BY CONNOR DUFFEY| Drag queens have long served as a brilliant, bombastic presence in gay nightlife and the culture at large. With their glamorous, cartoonish appearances and larger-than-life personas, these gutsy entertainers have positioned themselves as joyous mascots for gay culture, albeit primarily limiting their presence to more adult enjoyment in clubs and bars.
Given their candy-coated exterior, why then has the shimmering grandeur of drag queens been limited to more mature audiences? Wouldn’t their seismic, effervescent presence end up a hit with a younger demographic as well?
Writer Michelle Tea, alongside RADAR Productions in San Francisco, has put a stop to this with Drag Queen Story Hour, a read-aloud program for children that embraces edification, kindness and a more inclusive environment for the younger generation.
Drag Queen Story Hour is a fairly self-explanatory program: drag queens visit city libraries to read children’s stories to an audience of excitable kids and ponderous parents, leaving their more risqué performance flairs at home. The queens read from a pre-approved list of books from the library, sometimes delving into issues such as gender fluidity or general LGBT acceptance. Such was the case when the drag queen Harmonica Sunbeam read “Morris Micklewhite and the Tangerine Dress” by Christine Baldacchino to a group of children six and under at the New York Public Library in Greenwich Village. The story concerns a boy who enthusiastically wears a dress to school each day, despite any potential backlash from his peers.
In a report from The New Yorker, Tea divulged that one of her main inspirations for the program was her belief that drag queens make ideal performers for children:
“‘I have long thought that drag queens need to be the performers at children’s parties, rather than magicians or clowns,’ she said. ‘Drag has become more mainstream. Kids might have seen one on a billboard or on TV.’”
Barbara “Bix” Warden, a librarian at the San Francisco Public Library, where the program has been hosted since 2015, told NBC News that she believed the Story Hour elicited delight from its young attendees:
“‘The children react very positively…They love the drag queens and want to have their picture taken with them. They adore the face-painting which we have had accompanying the readings at our programs.’”
Kyle Casey Chu, who performs in drag as Panda Dulce and took part in the program at the San Francisco Public Library, also spoke to NBC News about why he believes Drag Queen Story Hour is a positive experience for children and helps in de-stigmatization of the LGBT community:
“’More than just exposing youth to different forms of beauty, performance, and experience, it dispels the stigma and stereotypes of predation and lechery that are so often and unfortunately projected onto LGBTQ youth workers…And it does so in such an innocent, playful, and positive way. It’s a beautiful thing.’”

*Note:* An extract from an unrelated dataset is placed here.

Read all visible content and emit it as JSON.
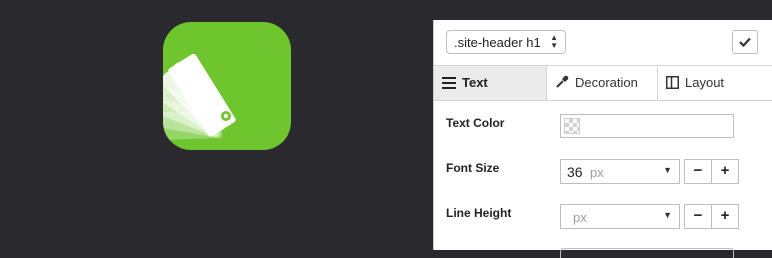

RADAR Productions’ executive director Juliana Delgado Lopera echoed sentiments to SF Gate that children being a part of queer spaces was a general rarity and could ultimately be wholly positive in execution:
“’I think generally queers are not mixed with kids – especially drag queens…It’s really beautiful to have drag queens painting children’s faces and telling stories. It’s disrupting that idea that queers can’t mix with kids.’”
With the advent of a program like Drag Queen Story Hour, children are seeing LGBT individuals in a more normalized and friendly atmosphere, even if they may not yet realize it. Hopefully, as a result, some of these children will be a little less afraid to tell their parents if they too feel similarly to Morris Micklewhite.
Drag Queen Story Hour has locations in Los Angeles, San Francisco, and New York City. Visit dragqueenstoryhour.org to find out how you and your child can attend.